THE PAKISTAN DEVELOPMENT REVIEW
Inequality and the Financial System— The Case of Germany

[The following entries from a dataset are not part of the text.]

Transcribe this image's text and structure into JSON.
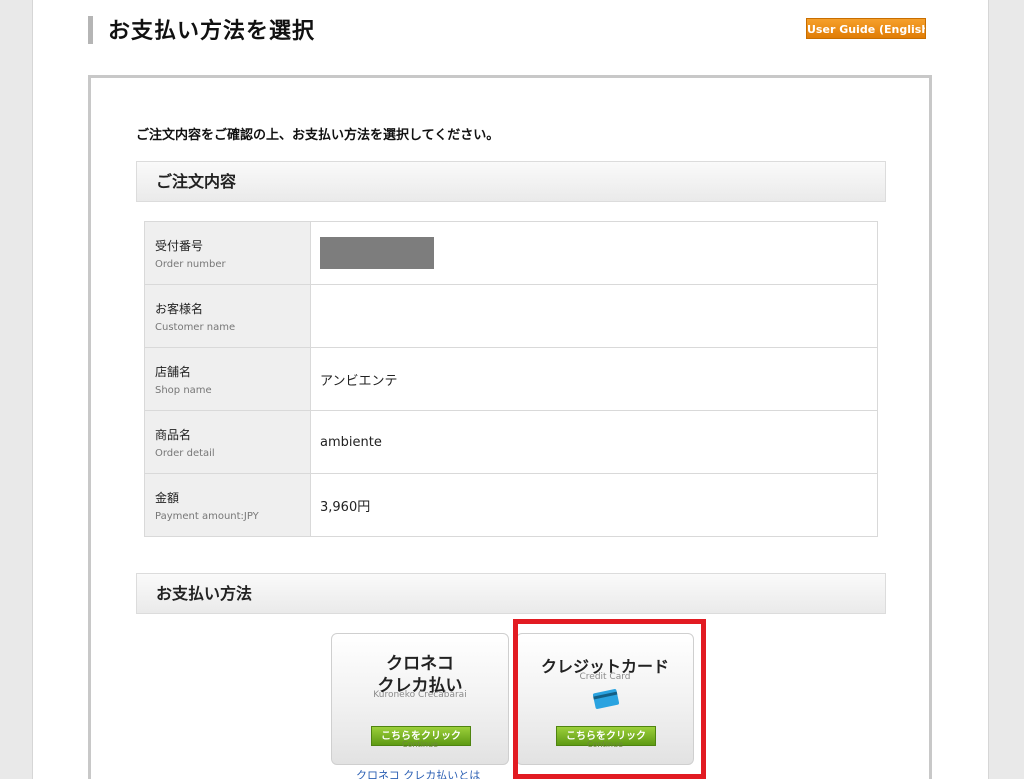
{
  "header": {
    "title": "お支払い方法を選択",
    "guide_label": "User Guide (English)"
  },
  "intro_text": "ご注文内容をご確認の上、お支払い方法を選択してください。",
  "order_section": {
    "heading": "ご注文内容",
    "rows": [
      {
        "label_jp": "受付番号",
        "label_en": "Order number",
        "value": ""
      },
      {
        "label_jp": "お客様名",
        "label_en": "Customer name",
        "value": ""
      },
      {
        "label_jp": "店舗名",
        "label_en": "Shop name",
        "value": "アンビエンテ"
      },
      {
        "label_jp": "商品名",
        "label_en": "Order detail",
        "value": "ambiente"
      },
      {
        "label_jp": "金額",
        "label_en": "Payment amount:JPY",
        "value": "3,960円"
      }
    ]
  },
  "payment_section": {
    "heading": "お支払い方法",
    "options": [
      {
        "name_line1": "クロネコ",
        "name_line2": "クレカ払い",
        "subtitle": "Kuroneko Crecabarai",
        "button_label": "こちらをクリック",
        "button_sub": "Continue",
        "info_link": "クロネコ クレカ払いとは"
      },
      {
        "name": "クレジットカード",
        "subtitle": "Credit Card",
        "icon": "credit-card-icon",
        "button_label": "こちらをクリック",
        "button_sub": "Continue"
      }
    ]
  },
  "colors": {
    "guide_button": "#e98a14",
    "highlight": "#e21b22",
    "continue_button": "#6aa81c",
    "card_icon": "#2aa3e0"
  }
}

Income inequality is rising in Germany. This is true for both functional as well as personal income distribution. After reunification in 1990, a general increase in inequality can be observed. This trend becomes particularly pronounced in the 2000s. In the literature on financialisation a link between the developments in the financial sector, the financing behaviour of firms, and income distribution is established. Also, in the varieties of capitalism literature a connection between the prevailing institutions, among them the financial institutions, and the tendency of an economy towards higher or lower inequality is made. This study attempts to investigate if changes in the financial sphere may have caused the higher inequality in Germany. There are different ways in which the financial sector could have contributed to the increased inequality. Growth of the financial sector or large increases in incomes paid in this sector could lead to higher inequality directly. Alternatively, different behaviour of financial institutions and new financial actors could affect distribution in the non-financial sector so that the financial sector indirectly affects inequality.